With signs saying ‘Caution: filming in progress’, an extensive film crew to keep people out and a camera set in the middle of the pond by the Erasmus Pavilion, Campus Woudestein looked like a real film set for shooting the Silk Road telefilm on Wednesday.
Silk Road, which refers to the online black market, is about a student called Daphne who meets a young drug dealer. This film is partly based on a true story about a Dutchman from Woerden called Michael S. who sold drugs online packaged in DVD covers. He carried on this business on a large scale even in the United States and became a multimillionaire.
Olya van Poppel of the production team says that there was a good reason for choosing EUR as the backdrop for the shots: “The ‘Rotterdam look’ goes better with the film,” she explains. “The architecture on Erasmus University campus is very modern compared to the more classical style at the universities in Amsterdam. That’s why we decided to film at EUR. And we really wanted a campus with a business school.”
‘I helped produce a masterpiece’
The film makers recruited about 80 extras at the university for the shots. Their job was to fill the lecture hall in the Theil Building and play the part of students all listening avidly to the professor giving a lecture on economics, unlike the main character Daphne.
Business Administration student Crispin Fox (20) was one of these extras: “I thought it would be fun to appear on TV,” he said. “If this film turns out to be very good, I can tell my family and friends that I helped produce a masterpiece!”
A long wait
But Crispin felt the whole thing took a very long time. “They had to shoot one scene 20 times,” he says. “Either the camera was in the wrong place or the sound wasn’t right or one of the extras had to move up a bit. Now I can understand why it takes two years to make a film.”
Crispin’s fellow student Troy Gibb (17) was keen to find out more: “I’ve always wanted to know what it’s like being on a film set,” he explains. “Of course I’ve watched a lot of films, but I’ve never seen what goes on behind the scenes.”
Telefilms are Dutch films which are specially made for television and which usually focus on today’s social issues, such as cybercrime in this particular instance.
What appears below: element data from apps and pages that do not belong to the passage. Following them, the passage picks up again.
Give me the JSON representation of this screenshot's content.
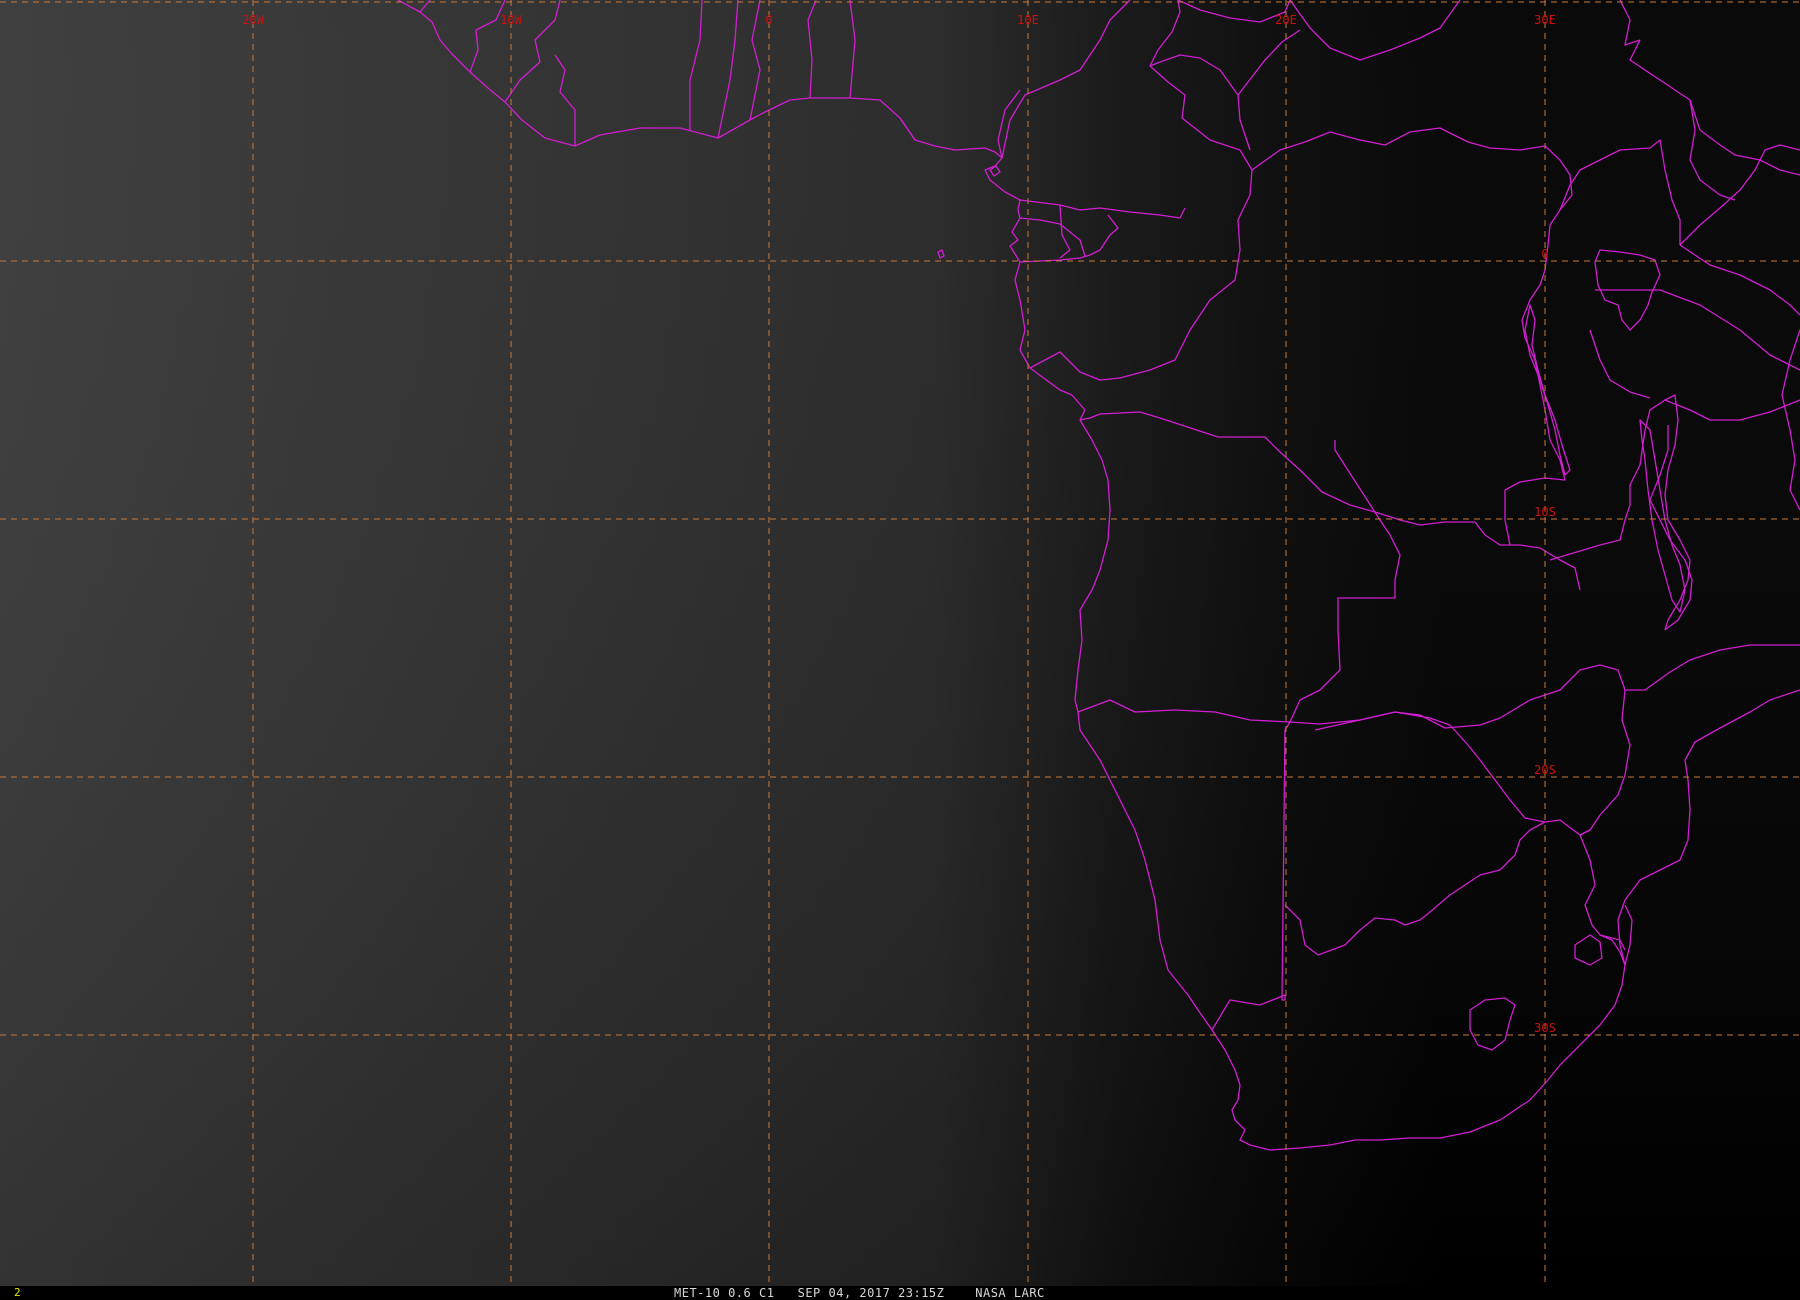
{
  "map": {
    "colors": {
      "gridline": "#c8783c",
      "grid_label": "#cc1010",
      "border": "#d21ed2",
      "ocean_dark": "#2e2e2e",
      "night": "#000000"
    },
    "longitude_labels": [
      "20W",
      "10W",
      "0",
      "10E",
      "20E",
      "30E"
    ],
    "latitude_labels": [
      "0",
      "10S",
      "20S",
      "30S"
    ]
  },
  "status_bar": {
    "frame_number": "2",
    "caption": "MET-10 0.6 C1   SEP 04, 2017 23:15Z    NASA LARC"
  }
}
Silk Road will be broadcast on the national channel in the spring of 2017. If the film is a success, this may result in a cinema version.